It's helpful to note that she could cross the line fairly easily with her Canadian passport, but her husband who is Palestinian, was not allowed to cross over out of the West Bank. Because they live and stay in the West Bank we asked them what they do for fun. There are not many parks or large park like areas there and there are no cinemas so what would they do on a day off. They replied that they used to go hiking in the countryside and that even some of those paths were changing because of the wall that was being built.
As our bus eased into the checkpoint, we expected that at most we would have to show our Canadian passports, but that was not to be. A nineteen year old soldier with a long ponytail and an M16 in her grasp, came on and spoke to the bus driver who then stood up and pointed to me and a few others and spoke in apologetic arabic tones. Thankfully the young lady I was sitting beside interpreted to me that we were to exit the bus immediately. So I and six or seven others got up asking nobody in particular if we should bring our bags with us or what was happening, and we exited the bus to stand outside it.
It was an uncomfortable feeling standing there while the rest of our team was on the bus, really uncomfortable. I never felt in immediate danger, but my naivety and my sense that a Canadian passport would cover a multitude of problems dispelled my initial fears. It's the way things could go wrong quickly, that's where more of the fear lay.

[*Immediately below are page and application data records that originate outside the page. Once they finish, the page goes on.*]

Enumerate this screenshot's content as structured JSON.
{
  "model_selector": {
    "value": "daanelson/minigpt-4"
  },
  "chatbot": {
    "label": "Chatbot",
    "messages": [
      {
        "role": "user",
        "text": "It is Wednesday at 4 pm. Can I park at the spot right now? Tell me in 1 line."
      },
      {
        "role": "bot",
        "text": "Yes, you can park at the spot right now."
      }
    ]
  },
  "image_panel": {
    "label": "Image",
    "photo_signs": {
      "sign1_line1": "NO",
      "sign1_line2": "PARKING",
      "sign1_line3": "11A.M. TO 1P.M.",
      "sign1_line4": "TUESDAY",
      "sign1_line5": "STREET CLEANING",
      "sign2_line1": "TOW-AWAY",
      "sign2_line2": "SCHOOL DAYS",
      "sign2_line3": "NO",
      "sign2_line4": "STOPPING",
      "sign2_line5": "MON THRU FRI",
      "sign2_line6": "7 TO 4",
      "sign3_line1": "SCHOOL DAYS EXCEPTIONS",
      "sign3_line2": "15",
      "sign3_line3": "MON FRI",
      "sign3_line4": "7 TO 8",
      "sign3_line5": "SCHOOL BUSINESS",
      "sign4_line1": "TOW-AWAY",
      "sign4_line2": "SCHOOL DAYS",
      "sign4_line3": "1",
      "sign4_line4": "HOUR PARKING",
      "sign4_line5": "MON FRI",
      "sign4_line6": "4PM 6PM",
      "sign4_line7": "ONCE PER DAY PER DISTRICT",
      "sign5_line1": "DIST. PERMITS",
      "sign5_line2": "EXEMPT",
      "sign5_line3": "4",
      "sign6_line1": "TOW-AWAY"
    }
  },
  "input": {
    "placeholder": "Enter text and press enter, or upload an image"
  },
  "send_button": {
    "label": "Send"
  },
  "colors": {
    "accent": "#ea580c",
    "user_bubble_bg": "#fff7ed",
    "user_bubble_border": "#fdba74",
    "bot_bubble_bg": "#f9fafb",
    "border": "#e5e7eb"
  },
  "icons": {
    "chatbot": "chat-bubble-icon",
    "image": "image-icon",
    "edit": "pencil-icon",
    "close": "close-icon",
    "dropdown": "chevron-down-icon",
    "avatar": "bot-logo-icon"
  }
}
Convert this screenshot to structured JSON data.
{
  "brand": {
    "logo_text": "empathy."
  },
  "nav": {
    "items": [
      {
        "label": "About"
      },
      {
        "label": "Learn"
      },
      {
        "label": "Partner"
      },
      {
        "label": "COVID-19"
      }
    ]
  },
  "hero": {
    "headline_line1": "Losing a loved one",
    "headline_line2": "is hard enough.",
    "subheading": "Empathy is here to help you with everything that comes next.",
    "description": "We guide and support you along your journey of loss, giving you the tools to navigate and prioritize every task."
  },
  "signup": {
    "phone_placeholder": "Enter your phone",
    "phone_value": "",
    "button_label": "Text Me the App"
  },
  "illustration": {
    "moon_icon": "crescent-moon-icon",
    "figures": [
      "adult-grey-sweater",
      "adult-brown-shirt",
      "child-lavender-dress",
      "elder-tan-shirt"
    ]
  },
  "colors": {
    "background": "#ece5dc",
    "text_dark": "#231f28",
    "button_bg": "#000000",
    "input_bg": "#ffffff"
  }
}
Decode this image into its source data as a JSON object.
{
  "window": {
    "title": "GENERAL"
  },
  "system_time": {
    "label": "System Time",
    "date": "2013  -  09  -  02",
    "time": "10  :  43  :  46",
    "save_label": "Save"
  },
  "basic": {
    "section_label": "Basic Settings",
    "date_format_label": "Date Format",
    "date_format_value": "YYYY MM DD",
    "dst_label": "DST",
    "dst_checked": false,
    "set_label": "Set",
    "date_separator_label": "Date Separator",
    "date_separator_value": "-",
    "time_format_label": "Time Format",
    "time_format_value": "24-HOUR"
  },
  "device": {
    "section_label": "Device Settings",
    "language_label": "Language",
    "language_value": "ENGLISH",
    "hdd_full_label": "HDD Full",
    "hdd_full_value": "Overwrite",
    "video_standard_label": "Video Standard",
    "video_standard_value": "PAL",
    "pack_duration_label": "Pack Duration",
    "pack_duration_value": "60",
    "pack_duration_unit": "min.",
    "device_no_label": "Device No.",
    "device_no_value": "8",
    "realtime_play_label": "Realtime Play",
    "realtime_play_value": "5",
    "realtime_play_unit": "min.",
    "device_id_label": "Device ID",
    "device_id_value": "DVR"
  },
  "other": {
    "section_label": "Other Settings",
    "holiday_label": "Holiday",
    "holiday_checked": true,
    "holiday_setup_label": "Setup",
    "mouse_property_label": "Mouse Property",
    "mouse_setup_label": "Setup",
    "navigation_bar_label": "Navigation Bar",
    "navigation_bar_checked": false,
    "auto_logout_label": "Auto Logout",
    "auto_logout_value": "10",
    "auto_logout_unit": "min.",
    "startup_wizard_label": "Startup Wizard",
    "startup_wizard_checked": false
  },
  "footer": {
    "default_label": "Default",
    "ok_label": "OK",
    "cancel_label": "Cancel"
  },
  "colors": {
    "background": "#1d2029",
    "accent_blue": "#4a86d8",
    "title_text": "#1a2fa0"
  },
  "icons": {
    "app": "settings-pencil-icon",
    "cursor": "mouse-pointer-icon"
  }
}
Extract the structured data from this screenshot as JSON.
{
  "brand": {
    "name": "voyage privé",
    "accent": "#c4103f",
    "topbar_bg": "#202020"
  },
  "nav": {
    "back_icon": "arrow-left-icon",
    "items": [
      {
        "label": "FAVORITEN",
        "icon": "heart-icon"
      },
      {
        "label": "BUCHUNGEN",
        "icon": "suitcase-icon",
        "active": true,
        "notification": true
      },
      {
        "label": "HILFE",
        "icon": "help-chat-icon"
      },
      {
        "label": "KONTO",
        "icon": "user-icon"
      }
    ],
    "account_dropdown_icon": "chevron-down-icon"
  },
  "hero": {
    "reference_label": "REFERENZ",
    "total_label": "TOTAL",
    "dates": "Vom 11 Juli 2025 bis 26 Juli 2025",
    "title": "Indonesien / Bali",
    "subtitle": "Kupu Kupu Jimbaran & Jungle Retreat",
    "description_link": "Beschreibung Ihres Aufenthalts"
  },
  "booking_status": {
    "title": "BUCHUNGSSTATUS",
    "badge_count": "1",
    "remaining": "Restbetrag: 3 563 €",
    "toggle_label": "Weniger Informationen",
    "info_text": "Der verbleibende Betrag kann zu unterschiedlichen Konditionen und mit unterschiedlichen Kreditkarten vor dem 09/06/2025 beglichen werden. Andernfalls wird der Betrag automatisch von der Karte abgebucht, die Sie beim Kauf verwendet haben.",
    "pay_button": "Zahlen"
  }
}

Just a few days earlier a Palestinian judge had been shot dead at a checkpoint and the official spin on it was that he had attacked a border guard. The real truth was probably closer to the story that he had been pushed by the butt of the guards gun and had stumbled to the ground and got up giving the soldier a push, who in turn because he had a gun handy, instinctively turned and shot the judge dead. It seems this happens often here.
It's the way things could go so wrong so quickly with so many guns nearby that caused me to be nervous and fairly cautious. That and the tone of our english translator who had been pulled off the bus beside me. Her words were initially fairly tense and short. What to do, where to stand, how to stand there.
The ponytailed soldier entered the bus and began to go through passports while we stood outside with the other guard and his M16 beside us. Canadian girls tone began to relax as she began to understand what was happening to us, there by the bus on that lovely sunny day in March.
She said to me that this is what happens here to throw people off routine, to keep people on their heels. They will change the rules at any time, just to change the rules. For a while last year, and without notice they would not allow any internationals to travel on these busses. Just one day you would get to the checkpoint and not be allowed to go further. That lasted until months later an international tried to travel on the bus and was allowed. That meant the policy had changed and so all the internationals began to use it again. But there was no notice of these changes either way.
Today it had looked like they just wanted to pull off six or eight people to change things up, just to keep people off balance. Which in my estimation, had worked nicely. Keep up the tension levels, keeps people from getting too familiar or too relaxed into rhythms and routine.
With a level of relief settling on us and the rest of our team teasing us, we and the locals showed our papers and reentered the bus, we were good to go.
Just probably not quite the same.
That's the normal of living in an army occupied zone.
|One of the checkpoints in Bethlehem.|